I asked the nucleus-of-a-crew-near-me, David, Kiré, Dylan, and Jesse, if they liked gathering with other folks to read. They told me they did, so we made plans for 2 PM the next day to gather at the same location with a book to devour. I can think of few things so sweet as reading next to others - having company in what is generally a solo-act - having silence among a crowd. This group, the five of us, felt right - a sensation I can later explore after I recapture the last of the 24 hours I set out to document when I began this blog post.
It was soon dark and there was a concert in town to attend. Every packed up except for me. Dylan had offered me this corner of land to park on, overlooking the Salish Sea, till Tuesday. I set Tobbit up for the night, lighting the Christmas lights, little lantern, and candles and sprinkling lavender oil around. There is a fact that I must, must make Tobbit look cozy and welcoming every night. For me to live in a tiny, tiny box, about the size of a twin-sized mattress, it must be lovely and a space where I want to be. I've gotten a lot of positive feedback on Tobbit and it's been really encouraging - everyone is supportive of my dream-turned-real-life. Hans and Jesse hopped in and found how I feel when I hang out in Tobbit - they didn't want to leave.

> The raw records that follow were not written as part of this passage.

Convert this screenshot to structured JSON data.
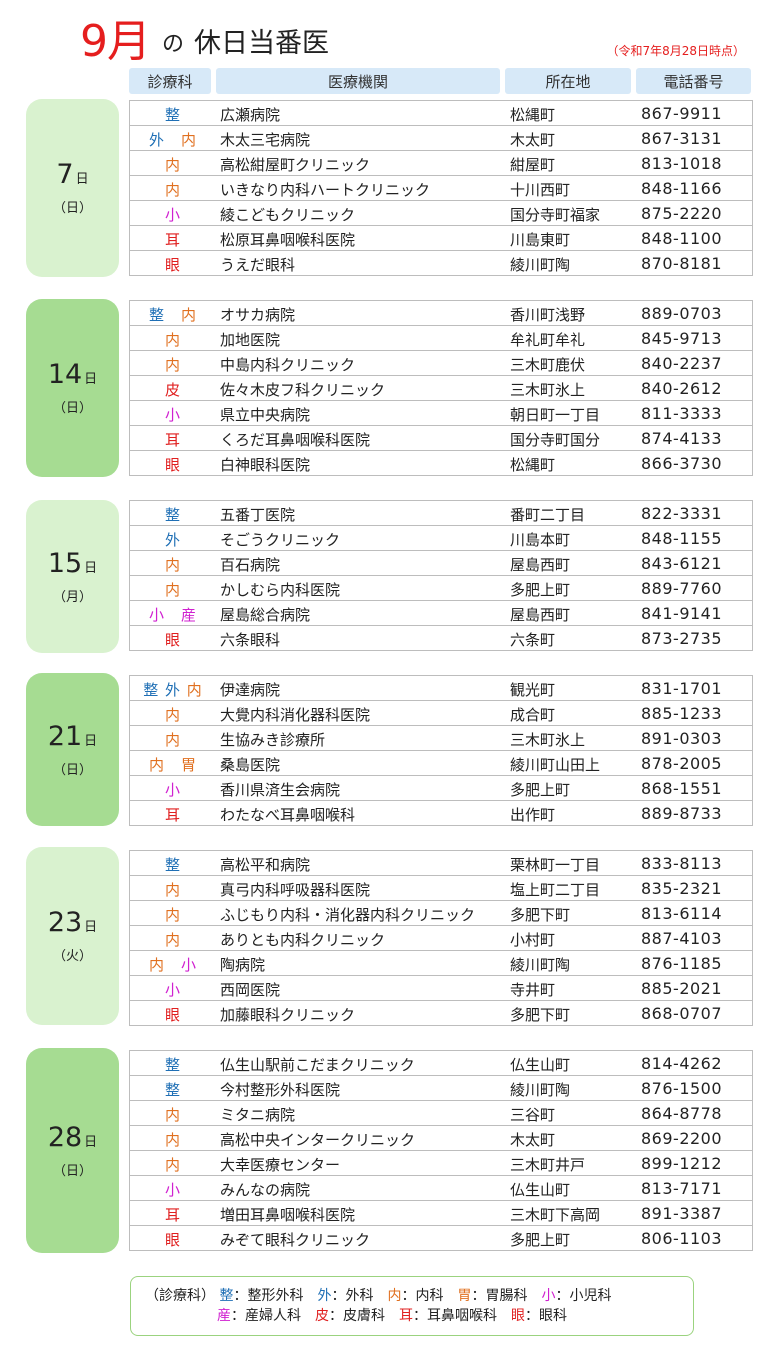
{
  "header": {
    "month": "9月",
    "particle": "の",
    "title_rest": "休日当番医",
    "as_of": "（令和7年8月28日時点）",
    "columns": [
      "診療科",
      "医療機関",
      "所在地",
      "電話番号"
    ]
  },
  "colors": {
    "整": "#1f6fb5",
    "外": "#1f6fb5",
    "内": "#e07020",
    "胃": "#e07020",
    "小": "#d020d0",
    "産": "#d020d0",
    "皮": "#e02020",
    "耳": "#e02020",
    "眼": "#e02020",
    "title_red": "#e51e1e",
    "header_blue": "#d7e9f8",
    "day_light": "#d9f2cf",
    "day_dark": "#a6dc92"
  },
  "days": [
    {
      "num": "7",
      "unit": "日",
      "weekday": "（日）",
      "rows": [
        {
          "dept": "整",
          "name": "広瀬病院",
          "loc": "松縄町",
          "tel": "867-9911"
        },
        {
          "dept": "外　内",
          "name": "木太三宅病院",
          "loc": "木太町",
          "tel": "867-3131"
        },
        {
          "dept": "内",
          "name": "高松紺屋町クリニック",
          "loc": "紺屋町",
          "tel": "813-1018"
        },
        {
          "dept": "内",
          "name": "いきなり内科ハートクリニック",
          "loc": "十川西町",
          "tel": "848-1166"
        },
        {
          "dept": "小",
          "name": "綾こどもクリニック",
          "loc": "国分寺町福家",
          "tel": "875-2220"
        },
        {
          "dept": "耳",
          "name": "松原耳鼻咽喉科医院",
          "loc": "川島東町",
          "tel": "848-1100"
        },
        {
          "dept": "眼",
          "name": "うえだ眼科",
          "loc": "綾川町陶",
          "tel": "870-8181"
        }
      ]
    },
    {
      "num": "14",
      "unit": "日",
      "weekday": "（日）",
      "rows": [
        {
          "dept": "整　内",
          "name": "オサカ病院",
          "loc": "香川町浅野",
          "tel": "889-0703"
        },
        {
          "dept": "内",
          "name": "加地医院",
          "loc": "牟礼町牟礼",
          "tel": "845-9713"
        },
        {
          "dept": "内",
          "name": "中島内科クリニック",
          "loc": "三木町鹿伏",
          "tel": "840-2237"
        },
        {
          "dept": "皮",
          "name": "佐々木皮フ科クリニック",
          "loc": "三木町氷上",
          "tel": "840-2612"
        },
        {
          "dept": "小",
          "name": "県立中央病院",
          "loc": "朝日町一丁目",
          "tel": "811-3333"
        },
        {
          "dept": "耳",
          "name": "くろだ耳鼻咽喉科医院",
          "loc": "国分寺町国分",
          "tel": "874-4133"
        },
        {
          "dept": "眼",
          "name": "白神眼科医院",
          "loc": "松縄町",
          "tel": "866-3730"
        }
      ]
    },
    {
      "num": "15",
      "unit": "日",
      "weekday": "（月）",
      "rows": [
        {
          "dept": "整",
          "name": "五番丁医院",
          "loc": "番町二丁目",
          "tel": "822-3331"
        },
        {
          "dept": "外",
          "name": "そごうクリニック",
          "loc": "川島本町",
          "tel": "848-1155"
        },
        {
          "dept": "内",
          "name": "百石病院",
          "loc": "屋島西町",
          "tel": "843-6121"
        },
        {
          "dept": "内",
          "name": "かしむら内科医院",
          "loc": "多肥上町",
          "tel": "889-7760"
        },
        {
          "dept": "小　産",
          "name": "屋島総合病院",
          "loc": "屋島西町",
          "tel": "841-9141"
        },
        {
          "dept": "眼",
          "name": "六条眼科",
          "loc": "六条町",
          "tel": "873-2735"
        }
      ]
    },
    {
      "num": "21",
      "unit": "日",
      "weekday": "（日）",
      "rows": [
        {
          "dept": "整 外 内",
          "name": "伊達病院",
          "loc": "観光町",
          "tel": "831-1701"
        },
        {
          "dept": "内",
          "name": "大覺内科消化器科医院",
          "loc": "成合町",
          "tel": "885-1233"
        },
        {
          "dept": "内",
          "name": "生協みき診療所",
          "loc": "三木町氷上",
          "tel": "891-0303"
        },
        {
          "dept": "内　胃",
          "name": "桑島医院",
          "loc": "綾川町山田上",
          "tel": "878-2005"
        },
        {
          "dept": "小",
          "name": "香川県済生会病院",
          "loc": "多肥上町",
          "tel": "868-1551"
        },
        {
          "dept": "耳",
          "name": "わたなべ耳鼻咽喉科",
          "loc": "出作町",
          "tel": "889-8733"
        }
      ]
    },
    {
      "num": "23",
      "unit": "日",
      "weekday": "（火）",
      "rows": [
        {
          "dept": "整",
          "name": "高松平和病院",
          "loc": "栗林町一丁目",
          "tel": "833-8113"
        },
        {
          "dept": "内",
          "name": "真弓内科呼吸器科医院",
          "loc": "塩上町二丁目",
          "tel": "835-2321"
        },
        {
          "dept": "内",
          "name": "ふじもり内科・消化器内科クリニック",
          "loc": "多肥下町",
          "tel": "813-6114"
        },
        {
          "dept": "内",
          "name": "ありとも内科クリニック",
          "loc": "小村町",
          "tel": "887-4103"
        },
        {
          "dept": "内　小",
          "name": "陶病院",
          "loc": "綾川町陶",
          "tel": "876-1185"
        },
        {
          "dept": "小",
          "name": "西岡医院",
          "loc": "寺井町",
          "tel": "885-2021"
        },
        {
          "dept": "眼",
          "name": "加藤眼科クリニック",
          "loc": "多肥下町",
          "tel": "868-0707"
        }
      ]
    },
    {
      "num": "28",
      "unit": "日",
      "weekday": "（日）",
      "rows": [
        {
          "dept": "整",
          "name": "仏生山駅前こだまクリニック",
          "loc": "仏生山町",
          "tel": "814-4262"
        },
        {
          "dept": "整",
          "name": "今村整形外科医院",
          "loc": "綾川町陶",
          "tel": "876-1500"
        },
        {
          "dept": "内",
          "name": "ミタニ病院",
          "loc": "三谷町",
          "tel": "864-8778"
        },
        {
          "dept": "内",
          "name": "高松中央インタークリニック",
          "loc": "木太町",
          "tel": "869-2200"
        },
        {
          "dept": "内",
          "name": "大幸医療センター",
          "loc": "三木町井戸",
          "tel": "899-1212"
        },
        {
          "dept": "小",
          "name": "みんなの病院",
          "loc": "仏生山町",
          "tel": "813-7171"
        },
        {
          "dept": "耳",
          "name": "増田耳鼻咽喉科医院",
          "loc": "三木町下高岡",
          "tel": "891-3387"
        },
        {
          "dept": "眼",
          "name": "みぞて眼科クリニック",
          "loc": "多肥上町",
          "tel": "806-1103"
        }
      ]
    }
  ],
  "legend": {
    "label": "（診療科）",
    "line1": [
      {
        "abbr": "整",
        "text": "：整形外科"
      },
      {
        "abbr": "外",
        "text": "：外科"
      },
      {
        "abbr": "内",
        "text": "：内科"
      },
      {
        "abbr": "胃",
        "text": "：胃腸科"
      },
      {
        "abbr": "小",
        "text": "：小児科"
      }
    ],
    "line2": [
      {
        "abbr": "産",
        "text": "：産婦人科"
      },
      {
        "abbr": "皮",
        "text": "：皮膚科"
      },
      {
        "abbr": "耳",
        "text": "：耳鼻咽喉科"
      },
      {
        "abbr": "眼",
        "text": "：眼科"
      }
    ]
  }
}
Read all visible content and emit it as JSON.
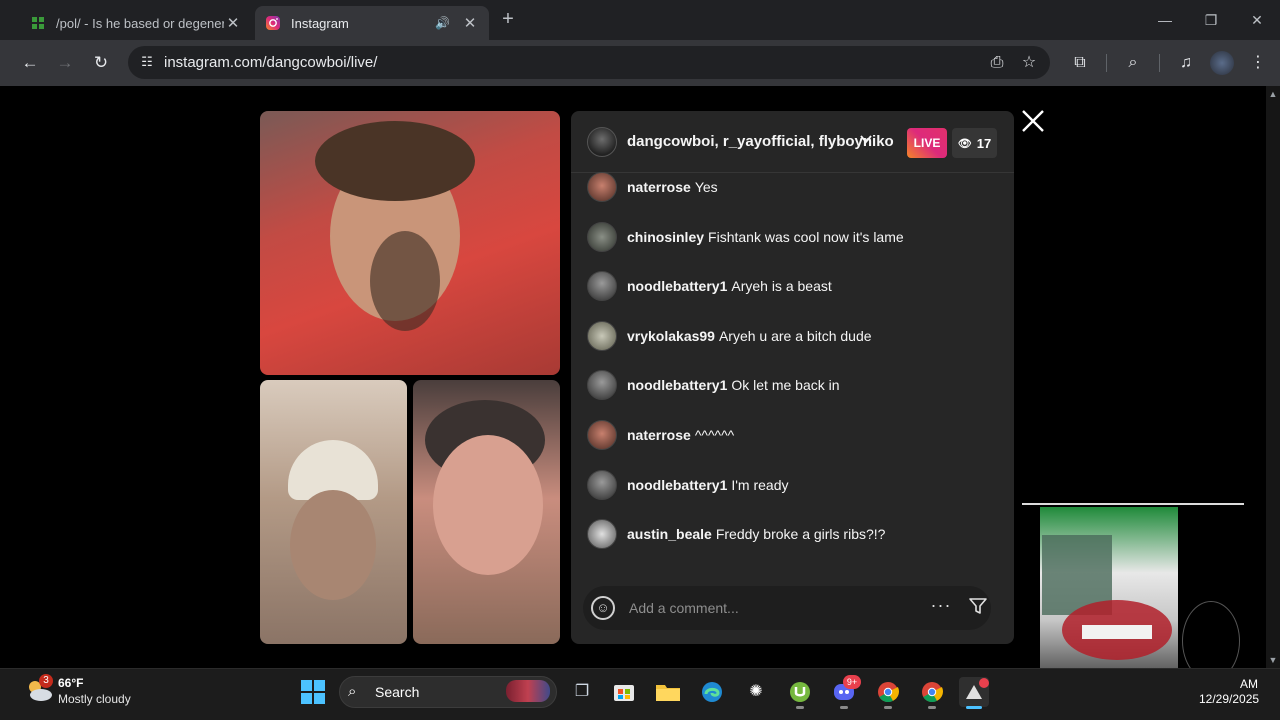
{
  "browser": {
    "tabs": [
      {
        "title": "/pol/ - Is he based or degenerat",
        "icon": "4chan-icon"
      },
      {
        "title": "Instagram",
        "icon": "instagram-icon",
        "audio": true
      }
    ],
    "url": "instagram.com/dangcowboi/live/"
  },
  "live": {
    "participants": "dangcowboi, r_yayofficial, flyboyniko",
    "badge": "LIVE",
    "viewer_count": "17",
    "comments": [
      {
        "user": "naterrose",
        "text": "Yes"
      },
      {
        "user": "chinosinley",
        "text": "Fishtank was cool now it's lame"
      },
      {
        "user": "noodlebattery1",
        "text": "Aryeh is a beast"
      },
      {
        "user": "vrykolakas99",
        "text": "Aryeh u are a bitch dude"
      },
      {
        "user": "noodlebattery1",
        "text": "Ok let me back in"
      },
      {
        "user": "naterrose",
        "text": "^^^^^^"
      },
      {
        "user": "noodlebattery1",
        "text": "I'm ready"
      },
      {
        "user": "austin_beale",
        "text": "Freddy broke a girls ribs?!?"
      }
    ],
    "comment_placeholder": "Add a comment..."
  },
  "taskbar": {
    "weather": {
      "temp": "66°F",
      "desc": "Mostly cloudy",
      "badge": "3"
    },
    "search_label": "Search",
    "discord_badge": "9+",
    "time": "AM",
    "date": "12/29/2025"
  },
  "colors": {
    "live_gradient": [
      "#f58529",
      "#dd2a7b"
    ],
    "panel_bg": "#262626",
    "chrome_bg": "#202124"
  }
}
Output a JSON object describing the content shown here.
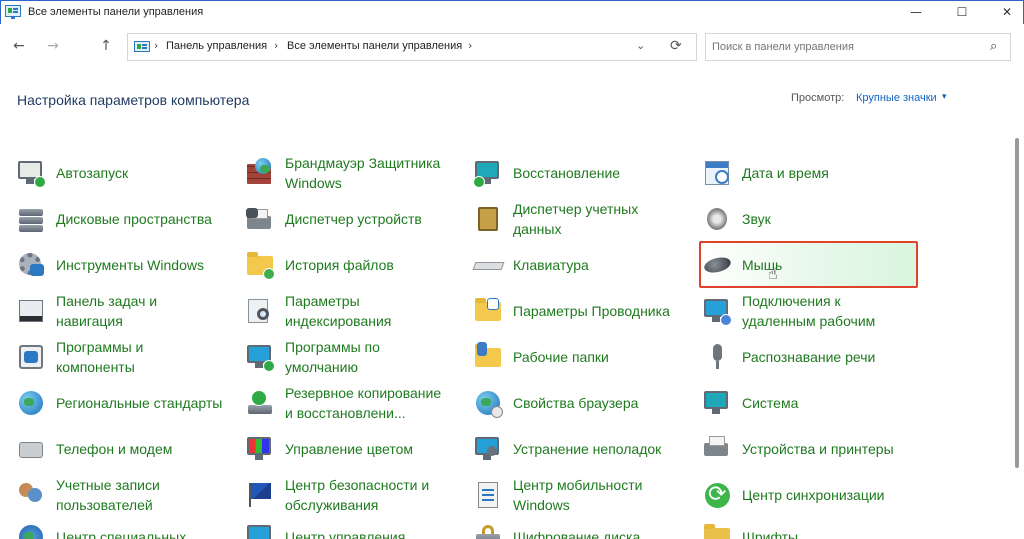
{
  "window": {
    "title": "Все элементы панели управления",
    "controls": {
      "minimize": "—",
      "maximize": "☐",
      "close": "✕"
    }
  },
  "nav": {
    "back": "←",
    "forward": "→",
    "up": "↑",
    "breadcrumbs": [
      "Панель управления",
      "Все элементы панели управления"
    ],
    "separator": "›",
    "dropdown": "⌄",
    "refresh": "⟳",
    "search_placeholder": "Поиск в панели управления",
    "search_glyph": "⌕"
  },
  "header": {
    "title": "Настройка параметров компьютера",
    "view_label": "Просмотр:",
    "view_value": "Крупные значки",
    "view_caret": "▾"
  },
  "items": [
    {
      "id": "autoplay",
      "icon": "autoplay-icon",
      "label": "Автозапуск"
    },
    {
      "id": "firewall",
      "icon": "firewall-icon",
      "label": "Брандмауэр Защитника\nWindows"
    },
    {
      "id": "recovery",
      "icon": "recovery-icon",
      "label": "Восстановление"
    },
    {
      "id": "datetime",
      "icon": "date-time-icon",
      "label": "Дата и время"
    },
    {
      "id": "storage-spaces",
      "icon": "storage-spaces-icon",
      "label": "Дисковые пространства"
    },
    {
      "id": "device-manager",
      "icon": "device-manager-icon",
      "label": "Диспетчер устройств"
    },
    {
      "id": "credential-manager",
      "icon": "credential-manager-icon",
      "label": "Диспетчер учетных\nданных"
    },
    {
      "id": "sound",
      "icon": "sound-icon",
      "label": "Звук"
    },
    {
      "id": "windows-tools",
      "icon": "windows-tools-icon",
      "label": "Инструменты Windows"
    },
    {
      "id": "file-history",
      "icon": "file-history-icon",
      "label": "История файлов"
    },
    {
      "id": "keyboard",
      "icon": "keyboard-icon",
      "label": "Клавиатура"
    },
    {
      "id": "mouse",
      "icon": "mouse-icon",
      "label": "Мышь"
    },
    {
      "id": "taskbar",
      "icon": "taskbar-icon",
      "label": "Панель задач и\nнавигация"
    },
    {
      "id": "indexing",
      "icon": "indexing-icon",
      "label": "Параметры\nиндексирования"
    },
    {
      "id": "explorer-options",
      "icon": "explorer-options-icon",
      "label": "Параметры Проводника"
    },
    {
      "id": "remote-desktop",
      "icon": "remote-desktop-icon",
      "label": "Подключения к\nудаленным рабочим"
    },
    {
      "id": "programs",
      "icon": "programs-icon",
      "label": "Программы и\nкомпоненты"
    },
    {
      "id": "default-programs",
      "icon": "default-programs-icon",
      "label": "Программы по\nумолчанию"
    },
    {
      "id": "work-folders",
      "icon": "work-folders-icon",
      "label": "Рабочие папки"
    },
    {
      "id": "speech",
      "icon": "speech-recognition-icon",
      "label": "Распознавание речи"
    },
    {
      "id": "region",
      "icon": "region-icon",
      "label": "Региональные стандарты"
    },
    {
      "id": "backup",
      "icon": "backup-icon",
      "label": "Резервное копирование\nи восстановлени..."
    },
    {
      "id": "internet-options",
      "icon": "internet-options-icon",
      "label": "Свойства браузера"
    },
    {
      "id": "system",
      "icon": "system-icon",
      "label": "Система"
    },
    {
      "id": "phone-modem",
      "icon": "phone-modem-icon",
      "label": "Телефон и модем"
    },
    {
      "id": "color-management",
      "icon": "color-management-icon",
      "label": "Управление цветом"
    },
    {
      "id": "troubleshooting",
      "icon": "troubleshooting-icon",
      "label": "Устранение неполадок"
    },
    {
      "id": "devices-printers",
      "icon": "devices-printers-icon",
      "label": "Устройства и принтеры"
    },
    {
      "id": "user-accounts",
      "icon": "user-accounts-icon",
      "label": "Учетные записи\nпользователей"
    },
    {
      "id": "security-center",
      "icon": "security-center-icon",
      "label": "Центр безопасности и\nобслуживания"
    },
    {
      "id": "mobility-center",
      "icon": "mobility-center-icon",
      "label": "Центр мобильности\nWindows"
    },
    {
      "id": "sync-center",
      "icon": "sync-center-icon",
      "label": "Центр синхронизации"
    },
    {
      "id": "ease-of-access",
      "icon": "ease-of-access-icon",
      "label": "Центр специальных"
    },
    {
      "id": "management",
      "icon": "management-icon",
      "label": "Центр управления"
    },
    {
      "id": "bitlocker",
      "icon": "bitlocker-icon",
      "label": "Шифрование диска"
    },
    {
      "id": "fonts",
      "icon": "fonts-icon",
      "label": "Шрифты"
    }
  ],
  "colors": {
    "link": "#1f7a1f",
    "highlight_border": "#e0432b",
    "view_link": "#1565c0",
    "title": "#1e3a5f"
  }
}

One by one, the caravan departed and I was left alone by the sea and utterly content and at ease. I had the ultimate solitude in a surreal location. Sleep, though, came roughly as the rain pounded down. Every time I hear someone say they like the sound of rain on the roof, I want to laugh like this, "HA!" They must have a pleasant roof that accompanies rain well - Tobbit does not. When rain hits the little caddy shack, it pounds violently. I couldn't sleep till late, woke up in the middle of the night for an hour or two, and woke again at 4:40 AM. Not the best night sleep, but an amazing view and a sense of gratefulness that was apparent enough to overwhelm any other emotion.